difference in HbA1c.
You will find lots of disagreement, here and among your medics, as to
what is correct. Even those two references I gave you disagree on the
recommended frequency of testing. Don't get discouraged, learn
everything you can, and use your own common-sense to decide what works
Whatever you do, don't make significant changes without discussing them
with your medics. There may be valid reasons for caution in some things,
for reasons we aren't aware of.
Good luck, and come back and ask lots of questions.
Cheers Alan, T2, Australia.
dx May 2002 , A1C 8.2=>5.9, wt 117kg=>90kg,
No diabetes meds.Diet and not enough exercise.
I have no medical qualifications beyond my own experience.
Choose your advisers carefully, because experience can be
an expensive teacher.
Everything in Moderation - Except Laughter.
14th May 21:09
heads up me arse again (diabetes diabetic)
Hey Allen, seems like you've already got your head screwed on right. Watch
the sweet stuff/carbs, you'll do OK.
My sig is: "Dx" (short for diagnosed as diabetic"; dm type (dm=diabetes
mellitus); date diagnosed (cos i'm just a newbie); and my meds. I think
that's pretty standard. Well, other than those people who think this is
also an appropriate place to advertise their nazional or religious beliefs.
Dx T1 4/4/2003, Insulatard & NovoRapid
(trying zeroish carb - kiddies, do not try this at home)
14th May 21:10
heads up me arse again (diabetes blindness metformin kidney down)
There is a "head up an arse" but it's not in your house. The
dietician lady gave you one of the old-fashioned diets for a diabetic on
heavy doses of insulin. If you want to take heavy doses of insulin,
then stick with her advice. (Of course the old-fashioned diabetics also
had a devil of a time with blindness, kidney failure, chronic diabetic pain,
and dropping dead young from heart attacks)
A lot of folks "bash dieticians". That sounds unfair but it is amazing to
me how many dieticians give such rotton advice. The last time I went to
see one, she went on and on about these massive breakfasts, stuffed with
carbs which would "give me a good start for the day". When I complained
that such a meal would immediately spike me well over 12 mmol/L, she looked
at me as if I had just broken wind, pretended I hadn't said anything, and
just kept going on and on and on.

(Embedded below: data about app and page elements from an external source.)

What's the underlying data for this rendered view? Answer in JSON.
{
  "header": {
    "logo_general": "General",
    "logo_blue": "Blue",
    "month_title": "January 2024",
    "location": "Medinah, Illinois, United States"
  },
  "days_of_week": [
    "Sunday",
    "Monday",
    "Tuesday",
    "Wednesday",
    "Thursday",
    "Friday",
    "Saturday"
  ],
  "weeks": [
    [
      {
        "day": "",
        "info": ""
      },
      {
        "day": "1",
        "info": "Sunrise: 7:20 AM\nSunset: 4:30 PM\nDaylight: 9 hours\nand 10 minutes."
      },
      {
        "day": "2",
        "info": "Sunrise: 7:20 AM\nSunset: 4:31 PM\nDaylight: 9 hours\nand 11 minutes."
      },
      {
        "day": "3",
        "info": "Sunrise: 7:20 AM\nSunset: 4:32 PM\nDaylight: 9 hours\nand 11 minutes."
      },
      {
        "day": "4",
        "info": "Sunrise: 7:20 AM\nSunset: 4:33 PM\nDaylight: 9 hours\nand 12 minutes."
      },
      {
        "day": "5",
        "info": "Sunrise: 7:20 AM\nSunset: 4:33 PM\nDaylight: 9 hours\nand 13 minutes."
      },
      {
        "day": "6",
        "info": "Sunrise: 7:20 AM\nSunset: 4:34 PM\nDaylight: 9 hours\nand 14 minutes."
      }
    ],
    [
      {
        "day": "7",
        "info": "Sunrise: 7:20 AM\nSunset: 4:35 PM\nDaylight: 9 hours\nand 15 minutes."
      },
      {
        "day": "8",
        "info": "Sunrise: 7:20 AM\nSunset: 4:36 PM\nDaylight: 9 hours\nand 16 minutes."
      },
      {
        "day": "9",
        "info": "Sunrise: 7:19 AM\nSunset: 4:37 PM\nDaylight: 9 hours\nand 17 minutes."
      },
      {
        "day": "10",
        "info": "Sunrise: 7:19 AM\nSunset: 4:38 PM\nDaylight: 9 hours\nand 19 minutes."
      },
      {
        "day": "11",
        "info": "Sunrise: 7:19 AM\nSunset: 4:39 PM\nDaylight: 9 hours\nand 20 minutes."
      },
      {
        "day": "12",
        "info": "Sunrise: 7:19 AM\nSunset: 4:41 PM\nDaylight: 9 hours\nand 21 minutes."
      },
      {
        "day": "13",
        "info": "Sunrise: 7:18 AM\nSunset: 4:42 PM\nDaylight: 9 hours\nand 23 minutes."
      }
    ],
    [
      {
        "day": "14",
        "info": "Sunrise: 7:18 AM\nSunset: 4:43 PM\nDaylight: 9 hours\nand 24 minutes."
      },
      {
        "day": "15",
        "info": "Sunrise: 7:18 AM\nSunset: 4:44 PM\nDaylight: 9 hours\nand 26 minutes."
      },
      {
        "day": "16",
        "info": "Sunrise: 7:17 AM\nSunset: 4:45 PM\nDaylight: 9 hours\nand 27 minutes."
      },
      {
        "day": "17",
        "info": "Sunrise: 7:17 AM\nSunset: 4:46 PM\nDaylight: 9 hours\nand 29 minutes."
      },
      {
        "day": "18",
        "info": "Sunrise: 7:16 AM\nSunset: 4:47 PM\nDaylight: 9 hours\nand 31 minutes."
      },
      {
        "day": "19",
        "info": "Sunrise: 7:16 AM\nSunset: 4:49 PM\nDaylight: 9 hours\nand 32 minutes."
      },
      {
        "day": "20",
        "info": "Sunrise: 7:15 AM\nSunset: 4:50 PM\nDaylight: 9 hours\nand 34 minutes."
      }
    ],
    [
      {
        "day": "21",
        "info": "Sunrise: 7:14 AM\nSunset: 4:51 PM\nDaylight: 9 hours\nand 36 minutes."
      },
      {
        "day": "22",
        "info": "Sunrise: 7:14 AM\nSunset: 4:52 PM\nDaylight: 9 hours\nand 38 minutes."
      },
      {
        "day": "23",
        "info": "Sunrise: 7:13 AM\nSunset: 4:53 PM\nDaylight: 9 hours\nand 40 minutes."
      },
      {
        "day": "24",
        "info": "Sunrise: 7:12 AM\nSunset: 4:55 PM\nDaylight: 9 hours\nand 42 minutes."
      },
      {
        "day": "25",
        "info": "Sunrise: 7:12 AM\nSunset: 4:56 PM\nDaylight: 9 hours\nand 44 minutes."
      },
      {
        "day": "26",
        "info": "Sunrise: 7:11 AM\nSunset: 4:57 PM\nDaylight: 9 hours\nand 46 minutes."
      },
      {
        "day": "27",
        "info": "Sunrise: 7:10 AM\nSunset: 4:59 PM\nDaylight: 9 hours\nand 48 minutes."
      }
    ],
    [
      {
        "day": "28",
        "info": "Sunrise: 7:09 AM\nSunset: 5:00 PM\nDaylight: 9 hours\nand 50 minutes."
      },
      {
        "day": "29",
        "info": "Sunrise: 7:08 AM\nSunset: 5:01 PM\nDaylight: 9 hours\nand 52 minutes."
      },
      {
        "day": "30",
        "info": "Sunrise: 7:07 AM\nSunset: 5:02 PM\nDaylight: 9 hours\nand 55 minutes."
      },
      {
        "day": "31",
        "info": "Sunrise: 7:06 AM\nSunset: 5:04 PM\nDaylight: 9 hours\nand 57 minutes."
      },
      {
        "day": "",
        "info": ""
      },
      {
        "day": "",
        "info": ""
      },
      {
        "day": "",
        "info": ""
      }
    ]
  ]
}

Bernstein's books are also very good. His books won't have you stuffing
all those carbs down your throat.
If you are "feeling unwell", note that the metformin is noted for causing
diarrhea, gas and similar types of stomach upsets in some folks. The docs

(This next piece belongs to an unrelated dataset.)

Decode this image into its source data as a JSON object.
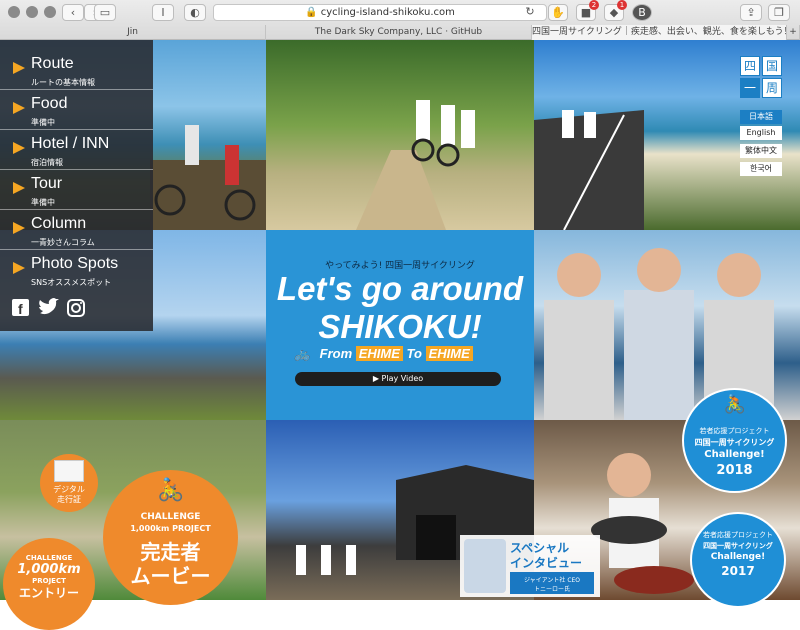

often start at the lowest possible dose (500 - 850 mg/day), and slowly
increase the dose over a period of weeks in an attempt to minimize the G.I.
effects. (metformin = metfartin).
Most docs stop increasing the dose when they hit 2500 mg/day total. If I
read your post right, it looks like you started at 3000 mg/day which is
"quite a dose". You might want to clarify the metformin dose and dose
schedule at your med review.
In any case, the medications you are taking are favored by the more modern
Their effects are:.
metformin: anti-Insulin Resistance, anti-Diabetic Heart Attack,
Coversyl: anti-High blood pressure, maybe anti-Insulin Resistance,
anti-Heart Attack, anti-Kidney Failure
Simvastatin: anti-Cholesterol, anti-Heart Attack
The modern docs like the meds with anti-heart attack effects because that is
one of the major dangers of Type 2 diabetes. It's in your best interest to
try to make metformin work because it really has major, good effects on the
life expenctancy of a Type 2 diabetic.
Good luck with the wife. Perhaps if you keep harping on the heart attack
angle, you might get her out from under that Dietician's spell.